Swedish Migration Board made the decision this week, which would allow Chinese Islamic Uyghurs, or Uighurs, to claim asylum in Sweden by easing up the regulations to guarantee entry.
The board decided that all persecuted Muslims would be welcome, Swedish broadcaster Sveriges Radio reports, despite the number of potential asylum seekers being larger than Sweden's current population, which is estimated to be about 10.2 million people.
Since the 2015 migrant crisis in Europe, Sweden has already taken large numbers of refugees.
Long known for its tolerance and quality of life, the Scandinavian country has recently seen an alarming rise in gang violence, sexual assault, and terrorism–most of it linked to a large and unassimilated Muslim minority.

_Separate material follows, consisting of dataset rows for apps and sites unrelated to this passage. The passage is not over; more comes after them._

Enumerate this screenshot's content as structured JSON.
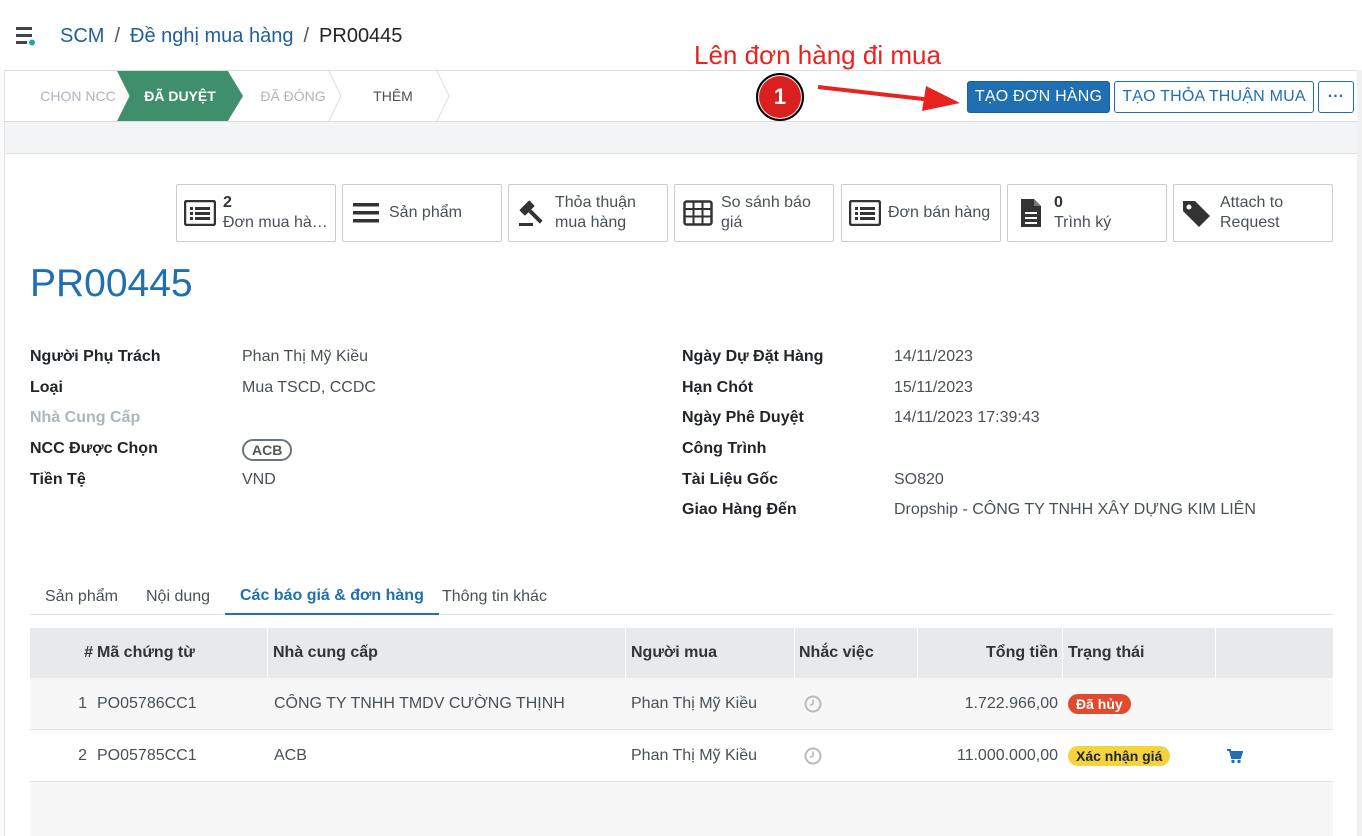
{
  "breadcrumb": {
    "root": "SCM",
    "parent": "Đề nghị mua hàng",
    "current": "PR00445"
  },
  "annotation": {
    "text": "Lên đơn hàng đi mua",
    "step": "1"
  },
  "stages": [
    "CHỌN NCC",
    "ĐÃ DUYỆT",
    "ĐÃ ĐÓNG",
    "THÊM"
  ],
  "actions": {
    "create_order": "TẠO ĐƠN HÀNG",
    "create_agreement": "TẠO THỎA THUẬN MUA",
    "more": "···"
  },
  "smart_buttons": [
    {
      "count": "2",
      "label": "Đơn mua hà…",
      "icon": "list-icon"
    },
    {
      "label": "Sản phẩm",
      "icon": "bars-icon"
    },
    {
      "label_line1": "Thỏa thuận",
      "label_line2": "mua hàng",
      "icon": "gavel-icon"
    },
    {
      "label_line1": "So sánh báo",
      "label_line2": "giá",
      "icon": "table-icon"
    },
    {
      "label": "Đơn bán hàng",
      "icon": "list-icon"
    },
    {
      "count": "0",
      "label": "Trình ký",
      "icon": "file-icon"
    },
    {
      "label_line1": "Attach to",
      "label_line2": "Request",
      "icon": "tags-icon"
    }
  ],
  "record": {
    "name": "PR00445"
  },
  "left_fields": {
    "owner_label": "Người Phụ Trách",
    "owner": "Phan Thị Mỹ Kiều",
    "type_label": "Loại",
    "type": "Mua TSCD, CCDC",
    "vendor_label": "Nhà Cung Cấp",
    "selected_vendor_label": "NCC Được Chọn",
    "selected_vendor": "ACB",
    "currency_label": "Tiền Tệ",
    "currency": "VND"
  },
  "right_fields": {
    "order_date_label": "Ngày Dự Đặt Hàng",
    "order_date": "14/11/2023",
    "deadline_label": "Hạn Chót",
    "deadline": "15/11/2023",
    "approve_date_label": "Ngày Phê Duyệt",
    "approve_date": "14/11/2023 17:39:43",
    "project_label": "Công Trình",
    "source_doc_label": "Tài Liệu Gốc",
    "source_doc": "SO820",
    "deliver_to_label": "Giao Hàng Đến",
    "deliver_to": "Dropship - CÔNG TY TNHH XÂY DỰNG KIM LIÊN"
  },
  "tabs": [
    "Sản phẩm",
    "Nội dung",
    "Các báo giá & đơn hàng",
    "Thông tin khác"
  ],
  "table": {
    "headers": {
      "num": "#",
      "code": "Mã chứng từ",
      "vendor": "Nhà cung cấp",
      "buyer": "Người mua",
      "reminder": "Nhắc việc",
      "total": "Tổng tiền",
      "status": "Trạng thái"
    },
    "rows": [
      {
        "num": "1",
        "code": "PO05786CC1",
        "vendor": "CÔNG TY TNHH TMDV CƯỜNG THỊNH",
        "buyer": "Phan Thị Mỹ Kiều",
        "total": "1.722.966,00",
        "status": "Đã hủy"
      },
      {
        "num": "2",
        "code": "PO05785CC1",
        "vendor": "ACB",
        "buyer": "Phan Thị Mỹ Kiều",
        "total": "11.000.000,00",
        "status": "Xác nhận giá"
      }
    ]
  },
  "colors": {
    "primary": "#1f6fb2",
    "stage_active": "#3f8f6c",
    "annotation": "#e8231f",
    "cancel_badge": "#e04b2e",
    "confirm_badge": "#f5d33e"
  }
}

Integration policies for the immigration influx are already seemingly failing, with major cities, including Malmö and Stockholm, having so-called "no-go zones," or "vulnerable areas" as authorities call them, due to the high levels of violent crimes.
According to Breitbart, Carl Bexelius, Deputy Legal Chief at the Migration Board, expanded on the reasons for the move saying, “What we have seen is that it is rather far-reaching state repression, where one can seize and detain persons without actual criminal charges.
"You are placed in what is described as retraining camp. This happens arbitrarily.”
The move could have real consequences for Sweden, a country of 10.2 million people by 2018 estimates, due to the fact that the Uyghur population in China is estimated to be up to 11 million people, according to Chinese state statistics.
Over the last year, the Chinese government has severely cracked down on Uyghur Muslims in its western Xinjiang region.
Up to a million people are believed to have been detained and sent to “re-education” camps across the region.
In 2015, Sweden took in only a fraction of a million people, around 163,000 asylum claims, which amounted to a cost of around 600 billion Swedish kronor ($60.58 billion), or 14 times the annual defense budget.
The costs of the recent migrants have put a strain on some municipalities forcing many to consider raising taxes in order to pay for social services and for the national government to even look into raising the retirement age to help cover new costs.
The costs of housing, integration, and teaching new migrants Swedish, for those who actually attend the classes, is also complimented by the much higher unemployment rate among migrants than native Swedes.
Should only half of the population currently in camps in China make their way to Sweden, it is highly unlikely that the country would be able to manage the numbers alone.
Carl Bexelius at the Swedish Migration Board, however, said he does not think the new move will make more Chinese flee to Sweden saying, “We have relatively few asylum seekers from China and we made the decision not to expel these groups as early as September and we saw no increase then.”